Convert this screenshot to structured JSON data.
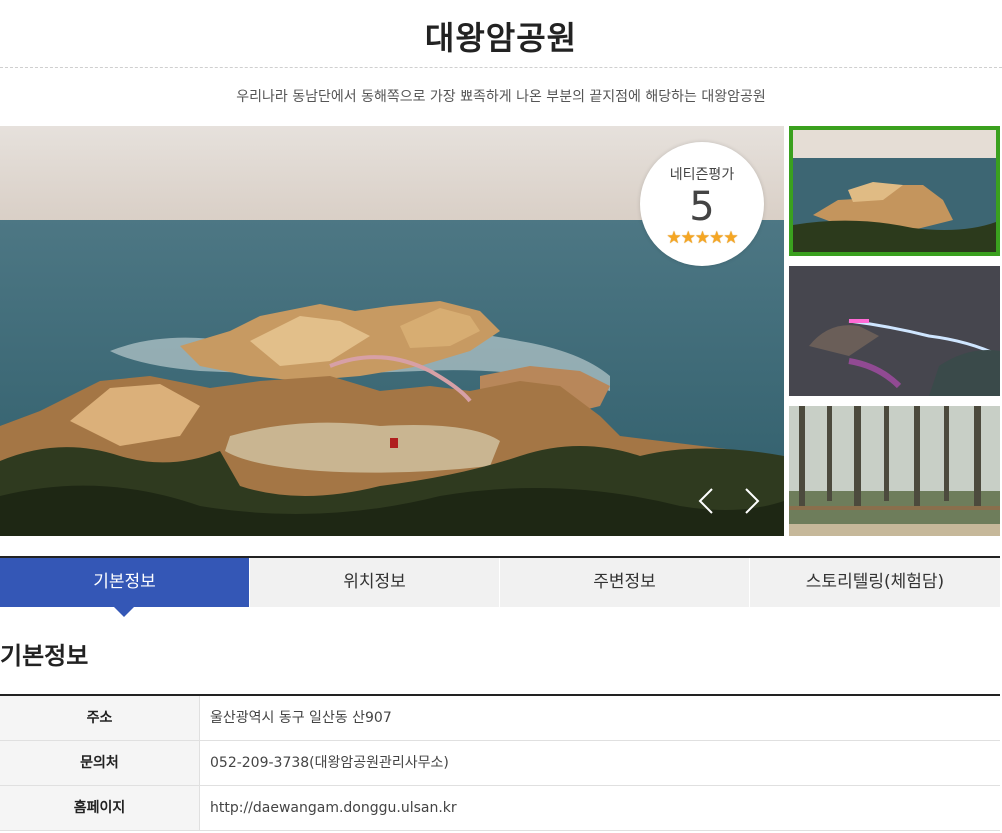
{
  "header": {
    "title": "대왕암공원",
    "subtitle": "우리나라 동남단에서 동해쪽으로 가장 뾰족하게 나온 부분의 끝지점에 해당하는 대왕암공원"
  },
  "rating": {
    "label": "네티즌평가",
    "score": "5",
    "stars": 5,
    "stars_text": "★★★★★"
  },
  "tabs": [
    {
      "label": "기본정보"
    },
    {
      "label": "위치정보"
    },
    {
      "label": "주변정보"
    },
    {
      "label": "스토리텔링(체험담)"
    }
  ],
  "section": {
    "title": "기본정보"
  },
  "info": [
    {
      "label": "주소",
      "value": "울산광역시 동구 일산동 산907"
    },
    {
      "label": "문의처",
      "value": "052-209-3738(대왕암공원관리사무소)"
    },
    {
      "label": "홈페이지",
      "value": "http://daewangam.donggu.ulsan.kr"
    }
  ],
  "colors": {
    "accent": "#3457b6",
    "thumb_selected_border": "#3aa01e",
    "star": "#f5a623"
  }
}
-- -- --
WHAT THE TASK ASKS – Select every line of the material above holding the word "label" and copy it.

SOLUTION FOR THIS EXERCISE –
    "label": "네티즌평가",
      "label": "기본정보"
      "label": "위치정보"
      "label": "주변정보"
      "label": "스토리텔링(체험담)"
      "label": "주소",
      "label": "문의처",
      "label": "홈페이지",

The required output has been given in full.